The barracks I lived in were located close to the coast line. In July and August 1945, we were badly shelled by the Sixth Fleet, causing great damage to the steel mill and destroying the barracks. One of the shells hit the peak of the mountain cave, killing 30 men who were inside.
The end of the war
It was shortly after that the atomic bomb was dropped on Hiroshima and Nagasaki. Our first indication that something catastrophic had happened was one morning when the Japanese Camp Commandant announced that the war was over. My three years as a Japanese prisoner of war had ended.
When I returned to the United States, I was admitted to the Oakland Naval Hospital and later to the Chelsea Naval Hospital in Boston for extensive medical examinations. For my war service, I was awarded the Air Medal, the Combat Air Crew Wings with three stars, and a Purple Heart. I retired from the Navy in 1960 after 20 years of military service.
An unexpected correspondence
In 1991, 49 years after WWII began, I received a package from Japan containing a letter, a photograph and a sketch of a PBY in flames and sinking in the water. I immediately opened the letter and began to read it. As I read, I felt a chill go through my entire body when I realized that the person who sent me the package was Lt. Homare — the gunnery officer of the Japanese destroyer Murasame that had fired upon and sunk our PBY.
He expressed his heartfelt compassion and condolences for the hardship he had inflicted upon us. It was difficult for me to accept such a powerful letter as this after so many years.

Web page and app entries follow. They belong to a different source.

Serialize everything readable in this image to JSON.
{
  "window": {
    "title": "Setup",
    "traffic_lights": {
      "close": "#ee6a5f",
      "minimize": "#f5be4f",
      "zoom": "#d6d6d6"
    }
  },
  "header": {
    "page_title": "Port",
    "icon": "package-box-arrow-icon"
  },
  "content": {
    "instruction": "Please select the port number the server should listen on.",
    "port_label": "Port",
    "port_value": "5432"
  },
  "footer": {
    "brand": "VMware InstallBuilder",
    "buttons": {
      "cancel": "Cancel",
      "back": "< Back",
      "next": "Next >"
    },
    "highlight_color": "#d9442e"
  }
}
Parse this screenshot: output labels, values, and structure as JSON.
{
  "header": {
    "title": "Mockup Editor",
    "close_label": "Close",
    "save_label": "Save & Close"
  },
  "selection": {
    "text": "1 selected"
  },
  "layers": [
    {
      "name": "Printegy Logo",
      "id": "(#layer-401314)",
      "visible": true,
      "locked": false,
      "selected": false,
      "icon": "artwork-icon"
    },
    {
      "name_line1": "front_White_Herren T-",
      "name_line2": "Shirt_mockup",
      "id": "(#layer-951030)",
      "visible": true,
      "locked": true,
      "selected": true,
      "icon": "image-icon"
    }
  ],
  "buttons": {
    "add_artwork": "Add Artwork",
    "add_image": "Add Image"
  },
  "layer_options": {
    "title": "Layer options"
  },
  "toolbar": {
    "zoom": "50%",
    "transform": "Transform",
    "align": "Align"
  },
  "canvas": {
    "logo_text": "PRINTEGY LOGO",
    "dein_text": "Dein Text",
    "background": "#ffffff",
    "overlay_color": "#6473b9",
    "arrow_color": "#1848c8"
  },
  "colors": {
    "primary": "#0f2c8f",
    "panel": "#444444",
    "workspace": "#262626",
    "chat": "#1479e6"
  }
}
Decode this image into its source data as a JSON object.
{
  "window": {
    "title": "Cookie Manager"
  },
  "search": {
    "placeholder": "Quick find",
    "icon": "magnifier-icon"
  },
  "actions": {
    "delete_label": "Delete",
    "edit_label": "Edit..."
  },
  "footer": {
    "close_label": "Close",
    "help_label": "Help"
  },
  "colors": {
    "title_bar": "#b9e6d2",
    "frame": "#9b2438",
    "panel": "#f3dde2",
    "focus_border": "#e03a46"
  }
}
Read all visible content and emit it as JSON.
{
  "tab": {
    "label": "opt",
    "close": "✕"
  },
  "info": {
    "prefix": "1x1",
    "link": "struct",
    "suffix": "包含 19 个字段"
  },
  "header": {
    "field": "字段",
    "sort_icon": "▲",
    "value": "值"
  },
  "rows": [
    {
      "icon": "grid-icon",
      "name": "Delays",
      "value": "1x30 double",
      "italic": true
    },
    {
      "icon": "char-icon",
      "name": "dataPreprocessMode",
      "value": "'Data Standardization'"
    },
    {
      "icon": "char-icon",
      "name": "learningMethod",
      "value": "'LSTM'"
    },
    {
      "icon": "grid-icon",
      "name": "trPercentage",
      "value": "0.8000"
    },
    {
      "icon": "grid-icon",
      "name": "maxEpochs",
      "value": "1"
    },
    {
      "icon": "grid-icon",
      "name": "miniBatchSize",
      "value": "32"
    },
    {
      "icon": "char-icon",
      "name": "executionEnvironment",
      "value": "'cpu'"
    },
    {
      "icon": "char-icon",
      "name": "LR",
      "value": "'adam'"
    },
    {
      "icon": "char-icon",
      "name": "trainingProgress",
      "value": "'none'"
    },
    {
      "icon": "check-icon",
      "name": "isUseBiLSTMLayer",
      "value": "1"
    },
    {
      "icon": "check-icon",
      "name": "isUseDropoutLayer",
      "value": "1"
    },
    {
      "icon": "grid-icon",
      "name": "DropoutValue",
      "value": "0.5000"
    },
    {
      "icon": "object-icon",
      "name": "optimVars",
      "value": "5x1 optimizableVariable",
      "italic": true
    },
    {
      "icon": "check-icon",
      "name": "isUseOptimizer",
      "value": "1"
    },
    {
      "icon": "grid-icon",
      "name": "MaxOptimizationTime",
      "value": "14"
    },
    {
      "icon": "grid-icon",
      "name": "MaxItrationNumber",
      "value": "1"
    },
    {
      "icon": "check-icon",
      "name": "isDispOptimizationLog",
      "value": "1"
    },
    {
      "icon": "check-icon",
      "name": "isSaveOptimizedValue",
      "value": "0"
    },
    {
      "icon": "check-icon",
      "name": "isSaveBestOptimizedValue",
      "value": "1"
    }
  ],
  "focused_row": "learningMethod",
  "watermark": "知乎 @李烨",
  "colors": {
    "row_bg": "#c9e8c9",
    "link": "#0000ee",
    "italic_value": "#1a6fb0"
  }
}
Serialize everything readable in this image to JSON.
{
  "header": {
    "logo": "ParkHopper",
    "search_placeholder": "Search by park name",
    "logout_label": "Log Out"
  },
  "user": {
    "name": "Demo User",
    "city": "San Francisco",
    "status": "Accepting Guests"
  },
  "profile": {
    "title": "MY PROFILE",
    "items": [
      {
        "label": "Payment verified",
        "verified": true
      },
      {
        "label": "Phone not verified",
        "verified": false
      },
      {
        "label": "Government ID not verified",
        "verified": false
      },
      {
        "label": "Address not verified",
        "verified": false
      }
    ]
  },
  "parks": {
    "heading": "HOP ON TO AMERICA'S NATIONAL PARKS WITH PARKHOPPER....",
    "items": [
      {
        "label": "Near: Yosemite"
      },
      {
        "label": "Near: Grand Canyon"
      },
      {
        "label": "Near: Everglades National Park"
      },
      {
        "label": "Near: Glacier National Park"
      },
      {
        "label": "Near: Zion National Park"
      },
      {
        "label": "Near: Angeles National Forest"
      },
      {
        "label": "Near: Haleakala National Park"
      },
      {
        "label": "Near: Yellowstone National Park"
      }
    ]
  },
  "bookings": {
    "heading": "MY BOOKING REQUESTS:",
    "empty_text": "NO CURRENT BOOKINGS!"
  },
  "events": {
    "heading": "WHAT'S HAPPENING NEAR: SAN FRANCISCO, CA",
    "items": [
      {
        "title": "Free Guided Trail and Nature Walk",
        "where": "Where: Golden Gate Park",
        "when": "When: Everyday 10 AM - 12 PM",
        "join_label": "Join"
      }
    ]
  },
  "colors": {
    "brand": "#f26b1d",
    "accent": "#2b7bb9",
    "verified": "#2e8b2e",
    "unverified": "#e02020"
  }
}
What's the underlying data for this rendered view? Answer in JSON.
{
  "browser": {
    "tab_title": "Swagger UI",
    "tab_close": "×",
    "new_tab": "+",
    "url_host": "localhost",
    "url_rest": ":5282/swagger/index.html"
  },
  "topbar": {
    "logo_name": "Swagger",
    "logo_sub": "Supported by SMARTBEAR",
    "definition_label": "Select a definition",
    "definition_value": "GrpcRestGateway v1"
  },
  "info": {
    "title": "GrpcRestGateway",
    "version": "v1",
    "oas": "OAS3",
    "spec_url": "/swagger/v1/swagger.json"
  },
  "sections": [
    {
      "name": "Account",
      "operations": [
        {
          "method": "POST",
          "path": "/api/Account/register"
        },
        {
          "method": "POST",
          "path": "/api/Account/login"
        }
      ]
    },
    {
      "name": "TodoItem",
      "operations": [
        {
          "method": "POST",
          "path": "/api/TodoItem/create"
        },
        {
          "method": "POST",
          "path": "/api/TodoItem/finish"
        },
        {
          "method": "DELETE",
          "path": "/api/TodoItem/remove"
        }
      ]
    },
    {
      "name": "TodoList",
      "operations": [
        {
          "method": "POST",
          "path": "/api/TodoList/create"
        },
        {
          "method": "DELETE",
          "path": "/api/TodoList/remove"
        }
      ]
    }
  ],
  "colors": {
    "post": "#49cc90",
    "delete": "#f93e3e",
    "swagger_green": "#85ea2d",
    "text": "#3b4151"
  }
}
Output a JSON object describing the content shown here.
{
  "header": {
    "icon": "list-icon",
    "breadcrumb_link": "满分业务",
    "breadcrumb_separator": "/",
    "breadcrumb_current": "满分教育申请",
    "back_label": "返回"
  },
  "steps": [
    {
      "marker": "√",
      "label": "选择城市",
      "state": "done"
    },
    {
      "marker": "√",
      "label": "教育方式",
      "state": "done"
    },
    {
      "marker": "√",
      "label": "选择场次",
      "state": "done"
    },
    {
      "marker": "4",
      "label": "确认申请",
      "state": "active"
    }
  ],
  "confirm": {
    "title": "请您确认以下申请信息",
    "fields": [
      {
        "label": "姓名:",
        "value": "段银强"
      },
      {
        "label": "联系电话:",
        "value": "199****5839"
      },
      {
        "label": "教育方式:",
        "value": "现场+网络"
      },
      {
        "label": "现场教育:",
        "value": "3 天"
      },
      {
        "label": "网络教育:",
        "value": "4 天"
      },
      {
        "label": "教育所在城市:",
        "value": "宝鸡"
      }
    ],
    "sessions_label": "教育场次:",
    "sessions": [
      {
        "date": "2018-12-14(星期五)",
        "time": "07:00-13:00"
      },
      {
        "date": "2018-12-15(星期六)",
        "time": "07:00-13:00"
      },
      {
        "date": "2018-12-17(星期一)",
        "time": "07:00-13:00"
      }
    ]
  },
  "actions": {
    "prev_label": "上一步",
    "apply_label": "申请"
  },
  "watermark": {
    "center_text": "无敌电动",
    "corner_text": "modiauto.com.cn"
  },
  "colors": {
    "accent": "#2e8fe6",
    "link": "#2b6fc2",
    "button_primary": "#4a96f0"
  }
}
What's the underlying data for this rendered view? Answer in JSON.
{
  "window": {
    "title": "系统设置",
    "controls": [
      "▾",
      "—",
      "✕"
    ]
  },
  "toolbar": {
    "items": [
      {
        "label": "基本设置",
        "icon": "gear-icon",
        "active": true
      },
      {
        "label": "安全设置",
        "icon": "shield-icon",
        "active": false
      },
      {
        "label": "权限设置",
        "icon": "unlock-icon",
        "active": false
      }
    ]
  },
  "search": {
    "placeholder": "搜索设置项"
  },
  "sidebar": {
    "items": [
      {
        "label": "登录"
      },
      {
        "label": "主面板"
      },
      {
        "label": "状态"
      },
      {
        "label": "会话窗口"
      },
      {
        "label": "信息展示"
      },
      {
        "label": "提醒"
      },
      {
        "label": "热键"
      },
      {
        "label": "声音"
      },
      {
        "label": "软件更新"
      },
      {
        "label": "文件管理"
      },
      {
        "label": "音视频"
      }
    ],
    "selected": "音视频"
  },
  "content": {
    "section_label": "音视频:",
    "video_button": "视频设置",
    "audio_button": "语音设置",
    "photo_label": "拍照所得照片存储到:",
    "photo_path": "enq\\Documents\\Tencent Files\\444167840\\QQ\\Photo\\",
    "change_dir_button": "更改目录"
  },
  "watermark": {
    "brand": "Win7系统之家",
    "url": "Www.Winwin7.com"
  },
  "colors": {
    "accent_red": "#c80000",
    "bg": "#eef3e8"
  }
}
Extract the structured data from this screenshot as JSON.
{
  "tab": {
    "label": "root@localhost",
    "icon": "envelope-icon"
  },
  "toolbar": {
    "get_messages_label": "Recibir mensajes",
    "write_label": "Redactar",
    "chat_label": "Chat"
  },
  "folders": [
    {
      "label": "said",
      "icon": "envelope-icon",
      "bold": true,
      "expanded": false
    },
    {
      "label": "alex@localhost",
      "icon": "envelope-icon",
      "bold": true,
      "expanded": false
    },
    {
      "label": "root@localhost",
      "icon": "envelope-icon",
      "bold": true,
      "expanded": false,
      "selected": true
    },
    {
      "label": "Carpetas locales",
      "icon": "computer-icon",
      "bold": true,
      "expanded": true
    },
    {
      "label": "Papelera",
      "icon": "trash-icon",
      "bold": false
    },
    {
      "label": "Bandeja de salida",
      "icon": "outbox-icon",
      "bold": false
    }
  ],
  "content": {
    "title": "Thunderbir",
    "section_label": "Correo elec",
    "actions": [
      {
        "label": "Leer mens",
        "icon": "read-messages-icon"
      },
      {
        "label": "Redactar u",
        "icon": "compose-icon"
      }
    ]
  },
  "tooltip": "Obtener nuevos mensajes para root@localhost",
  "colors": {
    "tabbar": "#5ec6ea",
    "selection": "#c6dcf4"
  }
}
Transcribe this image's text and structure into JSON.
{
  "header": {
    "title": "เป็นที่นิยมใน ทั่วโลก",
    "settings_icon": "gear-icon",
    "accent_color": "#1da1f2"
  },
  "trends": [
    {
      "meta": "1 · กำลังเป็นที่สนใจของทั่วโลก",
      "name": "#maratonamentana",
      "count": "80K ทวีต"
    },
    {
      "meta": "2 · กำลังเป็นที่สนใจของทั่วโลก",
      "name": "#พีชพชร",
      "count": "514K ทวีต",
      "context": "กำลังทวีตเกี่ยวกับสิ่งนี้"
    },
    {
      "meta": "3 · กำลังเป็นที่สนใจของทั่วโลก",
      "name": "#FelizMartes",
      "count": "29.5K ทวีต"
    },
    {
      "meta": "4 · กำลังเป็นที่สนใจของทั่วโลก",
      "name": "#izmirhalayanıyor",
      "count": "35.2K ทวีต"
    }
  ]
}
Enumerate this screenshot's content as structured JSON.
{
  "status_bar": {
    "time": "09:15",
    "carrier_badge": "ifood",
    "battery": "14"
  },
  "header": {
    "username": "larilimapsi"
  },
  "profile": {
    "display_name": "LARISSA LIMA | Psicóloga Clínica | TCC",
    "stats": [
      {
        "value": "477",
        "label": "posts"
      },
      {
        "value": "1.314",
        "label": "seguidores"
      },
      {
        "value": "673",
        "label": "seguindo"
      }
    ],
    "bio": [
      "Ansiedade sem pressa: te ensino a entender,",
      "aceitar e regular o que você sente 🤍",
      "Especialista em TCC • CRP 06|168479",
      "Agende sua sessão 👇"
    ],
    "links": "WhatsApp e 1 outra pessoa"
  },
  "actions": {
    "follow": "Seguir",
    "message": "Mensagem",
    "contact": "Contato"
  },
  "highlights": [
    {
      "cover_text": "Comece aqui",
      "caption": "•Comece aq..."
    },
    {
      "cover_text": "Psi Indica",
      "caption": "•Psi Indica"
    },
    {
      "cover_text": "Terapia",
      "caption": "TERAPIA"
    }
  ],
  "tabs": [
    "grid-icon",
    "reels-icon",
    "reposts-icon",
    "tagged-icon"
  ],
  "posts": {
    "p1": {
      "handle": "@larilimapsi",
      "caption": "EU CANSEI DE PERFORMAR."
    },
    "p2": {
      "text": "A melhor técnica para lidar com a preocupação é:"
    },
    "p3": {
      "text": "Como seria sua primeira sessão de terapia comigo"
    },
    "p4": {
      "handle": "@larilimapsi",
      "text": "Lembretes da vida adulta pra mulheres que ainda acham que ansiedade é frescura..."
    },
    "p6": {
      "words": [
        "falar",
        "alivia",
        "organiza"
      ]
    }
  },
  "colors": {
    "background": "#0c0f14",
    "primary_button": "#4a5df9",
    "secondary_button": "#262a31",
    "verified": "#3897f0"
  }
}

Lt. Homare and I still correspond after all these years and we have developed a congenial relationship. In his latest letter he included a map of the Solomon Sea Battle, dated March 15, 1943, which depicted where his ship, Murasame was hit by allied bombs and torpedoes and sunk with 114 men still on board. In ending his letter, he extended his best wishes for good health to my wife and me.
In 1994, I went on a Tiger Cruise aboard the USS Carl Vinson. Everyone on board was just great! It has been a long time since those days in 1940. The faces have changed, but the ships are still proud and gray, and the crew of the Carl Vinson made me feel right at home.
Written in 1994. Salvino Paul Tobia passed away on October 9, 2000.
Peter Tobia is a photojournalist and biographer living in Philadelphia.